Oxycontin dependence occurs when the prescription drug is abused. An individual may be addicted to this drug if the pain is gone, yet he/she may still seek for the medication. The body yearns to have the pleasurable effects of the drug. It soon becomes an obsession that consumes an individual's mind and body. We invite you to find an appropriate Oxycontin rehab.. Addiction can occur when an Oxycontin pill is crushed and snorted or injected into the body. The effects are similar to those of heroin. The pain messengers to the brain are blocked. Also the amount of dopamine is increased, causing feelings of pleasure and euphoria.
On the street, Oxycontin is also referred to as "Oxycotton," "O.C.," "Killer," and "Hillbilly Heroin". Oxycontin, if taken as prescribed, will not usually cause addiction. Dependence develops mostly in individuals who are already addicts of other kinds of drugs. These individuals usually seek out the drug to obtain the spectacular high when it is crushed. Oxycontin addiction can be accompanied by physical dependence, withdrawal symptoms, and tolerance. The sudden absence of Oxycontin in the body of an addict can lead to signs of withdrawal, including anxiety, insomnia, restlessness, vomiting, and severe stomach cramps.
Individuals who take large doses of Oxycontin are at risk of developing respiratory depression, which can lead to death. Oxycontin can also be proved fatal if abused with any other chemical substance, including alcohol. A major concern with Oxycontin abuse is for new users of the drug. If an individual’s body has not built up a tolerance to the oxycodone hydrochloride, and the drug is abused by crushing, snorting, or injecting, Oxycontin can prove to be fatal.
Cirque Lodge Oxycontin Rehab
For individuals and/or families that are concerned about Oxycontin abuse, Cirque Lodge offers a personalized prescription drug treatment plan. Upon admittance, each individual receives a comprehensive assessment. This provides a starting point for how to move forward with Oxycontin rehab. The treatment staff at Cirque Lodge will then develop an addiction treatment program that is individualized to best help the resident on their road to recovery.

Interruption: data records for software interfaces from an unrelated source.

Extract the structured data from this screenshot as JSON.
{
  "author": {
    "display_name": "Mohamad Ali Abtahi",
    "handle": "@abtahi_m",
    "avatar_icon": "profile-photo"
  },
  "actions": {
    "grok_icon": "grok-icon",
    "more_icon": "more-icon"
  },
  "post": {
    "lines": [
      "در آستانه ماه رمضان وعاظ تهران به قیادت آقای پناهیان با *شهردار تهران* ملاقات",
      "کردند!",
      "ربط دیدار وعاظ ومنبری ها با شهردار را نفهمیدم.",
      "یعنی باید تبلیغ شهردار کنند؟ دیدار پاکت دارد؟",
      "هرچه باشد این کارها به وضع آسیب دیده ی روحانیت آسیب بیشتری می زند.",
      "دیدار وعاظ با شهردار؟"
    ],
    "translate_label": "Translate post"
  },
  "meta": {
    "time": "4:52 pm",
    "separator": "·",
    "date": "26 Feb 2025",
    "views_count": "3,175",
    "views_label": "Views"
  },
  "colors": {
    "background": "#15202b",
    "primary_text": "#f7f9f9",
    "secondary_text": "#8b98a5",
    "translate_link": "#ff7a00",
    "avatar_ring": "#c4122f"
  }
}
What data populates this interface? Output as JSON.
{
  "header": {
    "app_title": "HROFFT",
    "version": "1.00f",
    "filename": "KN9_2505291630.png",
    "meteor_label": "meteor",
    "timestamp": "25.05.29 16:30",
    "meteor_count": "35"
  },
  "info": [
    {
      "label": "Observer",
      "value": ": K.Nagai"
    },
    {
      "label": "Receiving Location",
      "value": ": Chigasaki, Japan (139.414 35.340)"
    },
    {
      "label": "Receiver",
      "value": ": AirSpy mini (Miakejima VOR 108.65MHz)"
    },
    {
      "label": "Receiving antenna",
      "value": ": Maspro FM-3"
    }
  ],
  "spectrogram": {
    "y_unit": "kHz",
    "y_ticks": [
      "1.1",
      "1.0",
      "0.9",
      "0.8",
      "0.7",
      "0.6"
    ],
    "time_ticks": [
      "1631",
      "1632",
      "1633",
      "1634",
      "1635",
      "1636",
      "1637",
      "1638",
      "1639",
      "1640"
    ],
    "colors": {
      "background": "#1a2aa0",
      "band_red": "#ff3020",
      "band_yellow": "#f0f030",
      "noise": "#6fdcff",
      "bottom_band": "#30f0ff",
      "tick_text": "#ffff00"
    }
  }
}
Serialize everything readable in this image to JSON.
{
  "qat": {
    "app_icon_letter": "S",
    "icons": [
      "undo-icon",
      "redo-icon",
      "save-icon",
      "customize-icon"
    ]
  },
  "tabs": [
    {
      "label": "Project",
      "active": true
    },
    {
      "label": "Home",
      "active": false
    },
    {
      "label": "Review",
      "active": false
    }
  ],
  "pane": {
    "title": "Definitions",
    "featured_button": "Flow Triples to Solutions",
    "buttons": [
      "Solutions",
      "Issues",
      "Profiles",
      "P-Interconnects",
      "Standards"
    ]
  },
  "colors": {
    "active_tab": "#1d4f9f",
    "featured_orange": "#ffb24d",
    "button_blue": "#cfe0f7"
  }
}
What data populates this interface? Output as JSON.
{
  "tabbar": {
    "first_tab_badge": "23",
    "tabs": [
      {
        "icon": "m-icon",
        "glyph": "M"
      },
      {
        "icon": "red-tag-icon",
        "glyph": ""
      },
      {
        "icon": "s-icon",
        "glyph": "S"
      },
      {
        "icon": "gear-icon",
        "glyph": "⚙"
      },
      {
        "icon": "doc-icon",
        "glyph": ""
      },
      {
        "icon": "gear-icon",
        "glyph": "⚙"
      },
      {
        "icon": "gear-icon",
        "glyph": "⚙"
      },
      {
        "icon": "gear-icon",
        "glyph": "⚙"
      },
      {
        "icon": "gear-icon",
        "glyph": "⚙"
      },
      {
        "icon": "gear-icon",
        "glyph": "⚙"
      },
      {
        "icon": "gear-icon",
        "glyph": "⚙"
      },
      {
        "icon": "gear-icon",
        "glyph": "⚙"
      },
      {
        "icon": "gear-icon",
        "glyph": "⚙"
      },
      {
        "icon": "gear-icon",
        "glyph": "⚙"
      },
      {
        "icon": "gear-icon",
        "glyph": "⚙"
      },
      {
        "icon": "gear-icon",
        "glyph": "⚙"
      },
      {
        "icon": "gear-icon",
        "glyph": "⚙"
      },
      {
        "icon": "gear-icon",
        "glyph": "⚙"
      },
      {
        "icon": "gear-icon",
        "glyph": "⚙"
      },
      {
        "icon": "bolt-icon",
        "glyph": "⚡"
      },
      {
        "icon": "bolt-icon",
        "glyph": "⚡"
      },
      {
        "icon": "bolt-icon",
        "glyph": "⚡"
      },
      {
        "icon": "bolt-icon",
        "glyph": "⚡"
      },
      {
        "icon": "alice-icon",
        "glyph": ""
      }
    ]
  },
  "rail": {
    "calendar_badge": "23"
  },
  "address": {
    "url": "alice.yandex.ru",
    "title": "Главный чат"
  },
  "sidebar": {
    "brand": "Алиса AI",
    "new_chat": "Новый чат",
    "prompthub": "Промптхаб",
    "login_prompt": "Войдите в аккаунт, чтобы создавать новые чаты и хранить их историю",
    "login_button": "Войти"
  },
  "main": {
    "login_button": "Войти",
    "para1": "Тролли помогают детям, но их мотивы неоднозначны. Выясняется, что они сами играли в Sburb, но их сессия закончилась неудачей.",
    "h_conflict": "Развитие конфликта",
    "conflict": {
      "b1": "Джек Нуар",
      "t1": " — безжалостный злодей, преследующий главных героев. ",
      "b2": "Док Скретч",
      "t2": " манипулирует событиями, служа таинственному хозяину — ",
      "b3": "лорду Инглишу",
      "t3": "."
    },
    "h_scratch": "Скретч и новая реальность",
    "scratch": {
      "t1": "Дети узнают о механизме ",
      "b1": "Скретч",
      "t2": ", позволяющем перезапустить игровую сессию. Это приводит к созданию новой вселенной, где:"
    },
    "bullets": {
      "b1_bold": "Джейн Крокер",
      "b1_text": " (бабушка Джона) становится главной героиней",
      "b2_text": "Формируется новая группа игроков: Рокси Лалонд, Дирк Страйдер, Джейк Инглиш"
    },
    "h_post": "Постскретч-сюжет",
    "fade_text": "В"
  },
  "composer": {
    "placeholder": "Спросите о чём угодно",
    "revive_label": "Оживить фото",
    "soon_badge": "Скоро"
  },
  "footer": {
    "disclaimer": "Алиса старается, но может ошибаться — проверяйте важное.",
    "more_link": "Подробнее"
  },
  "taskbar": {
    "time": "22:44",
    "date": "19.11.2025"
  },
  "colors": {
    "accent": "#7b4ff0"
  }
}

Cirque Lodge, located in Sundance Utah, provides the best opportunity for a long-term recovery. For more information about prescription drug addiction
, please call our private drug rehab center today at 1-877-997-3422.